Julian Savea v Manu Tuilagi. At the risk of seeming unimaginative, I’ve picked the obvious choice and – let’s be honest – it is easily the standout clash on the field. Two of the most destructive runners in world rugby are going head to head, but one of them has a distinct advantage. Savea has been on the wing all of his professional career, and running in tries for fun from out wide, and he knows his role inside – Tuilagi doesn’t. Savea will look to expose the big man, perhaps looking to his centres to draw him in and give him the outside, where I suspect he probably has an extra yard of pace. If Tuilagi stays disciplined though, then we are in for one hell of an encounter – I back the England man to win any one-on-one battles with the ball in hand – but it will all depend on his work rate and how often he can get himself in the game. The simple fact is that whoever of these two gets their hands on the ball the most will cause the most damage.
Perhaps the easy thing to think in this one is that, now the cavalry has arrived, England can take the next step on their World Cup journey and beat the All Blacks in their back yard. And to some extent that makes sense – not only have established conquerors of the All Blacks such as Owen Farrell and Tom Wood returned, but the England bench actually looks – arguably – stronger than that of their opponents. But I cannot help but feel that England will have woken the dragon with their impudently impressive display last week – the All Blacks will not be as sloppy again, and will be hungry to put the visitors in their place. I also have the very nasty suspicion that Tuilagi be exploited aerially, but I hope I’m proven wrong.
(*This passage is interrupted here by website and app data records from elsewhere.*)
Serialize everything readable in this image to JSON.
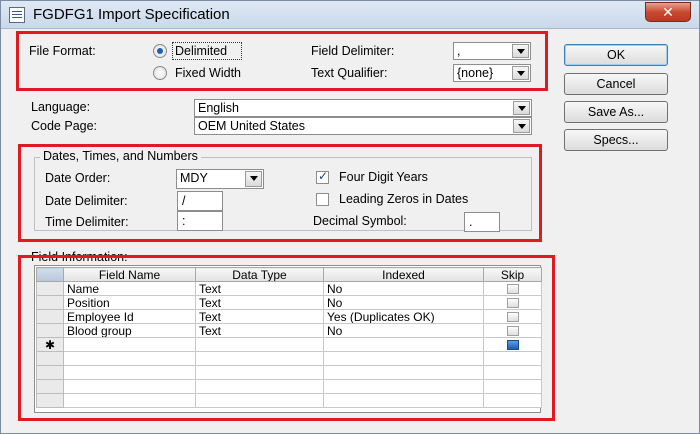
{
  "window": {
    "title": "FGDFG1 Import Specification",
    "close_glyph": "✕"
  },
  "file_format": {
    "label": "File Format:",
    "delimited_label": "Delimited",
    "fixed_width_label": "Fixed Width",
    "selected": "Delimited"
  },
  "field_delimiter": {
    "label": "Field Delimiter:",
    "value": ","
  },
  "text_qualifier": {
    "label": "Text Qualifier:",
    "value": "{none}"
  },
  "language": {
    "label": "Language:",
    "value": "English"
  },
  "code_page": {
    "label": "Code Page:",
    "value": "OEM United States"
  },
  "buttons": {
    "ok": "OK",
    "cancel": "Cancel",
    "save_as": "Save As...",
    "specs": "Specs..."
  },
  "dates": {
    "group_title": "Dates, Times, and Numbers",
    "date_order_label": "Date Order:",
    "date_order_value": "MDY",
    "date_delimiter_label": "Date Delimiter:",
    "date_delimiter_value": "/",
    "time_delimiter_label": "Time Delimiter:",
    "time_delimiter_value": ":",
    "four_digit_years_label": "Four Digit Years",
    "four_digit_years_checked": true,
    "leading_zeros_label": "Leading Zeros in Dates",
    "leading_zeros_checked": false,
    "decimal_symbol_label": "Decimal Symbol:",
    "decimal_symbol_value": "."
  },
  "field_information": {
    "label": "Field Information:",
    "columns": [
      "Field Name",
      "Data Type",
      "Indexed",
      "Skip"
    ],
    "rows": [
      {
        "name": "Name",
        "type": "Text",
        "indexed": "No",
        "skip": false
      },
      {
        "name": "Position",
        "type": "Text",
        "indexed": "No",
        "skip": false
      },
      {
        "name": "Employee Id",
        "type": "Text",
        "indexed": "Yes (Duplicates OK)",
        "skip": false
      },
      {
        "name": "Blood group",
        "type": "Text",
        "indexed": "No",
        "skip": false
      }
    ],
    "new_row_marker": "✱"
  },
  "colors": {
    "highlight_border": "#e01a22",
    "window_bg": "#f0f0f0"
  }
}
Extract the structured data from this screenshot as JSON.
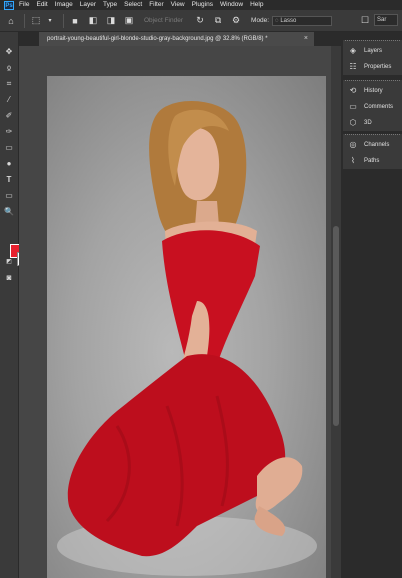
{
  "app": {
    "logo": "Ps"
  },
  "menubar": {
    "items": [
      "File",
      "Edit",
      "Image",
      "Layer",
      "Type",
      "Select",
      "Filter",
      "View",
      "Plugins",
      "Window",
      "Help"
    ]
  },
  "options": {
    "object_finder": "Object Finder",
    "mode_label": "Mode:",
    "mode_value": "Lasso",
    "sample_value": "Sar"
  },
  "document": {
    "tab_title": "portrait-young-beautiful-girl-blonde-studio-gray-background.jpg @ 32.8% (RGB/8) *",
    "close_symbol": "×"
  },
  "panels": {
    "group1": [
      {
        "icon": "layers-icon",
        "label": "Layers"
      },
      {
        "icon": "properties-icon",
        "label": "Properties"
      }
    ],
    "group2": [
      {
        "icon": "history-icon",
        "label": "History"
      },
      {
        "icon": "comments-icon",
        "label": "Comments"
      },
      {
        "icon": "3d-icon",
        "label": "3D"
      }
    ],
    "group3": [
      {
        "icon": "channels-icon",
        "label": "Channels"
      },
      {
        "icon": "paths-icon",
        "label": "Paths"
      }
    ]
  },
  "colors": {
    "foreground": "#e8202e",
    "background": "#ffffff",
    "accent": "#31a8ff"
  }
}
Either way, this one will prove to be an even bigger test than the first. New Zealand by 8.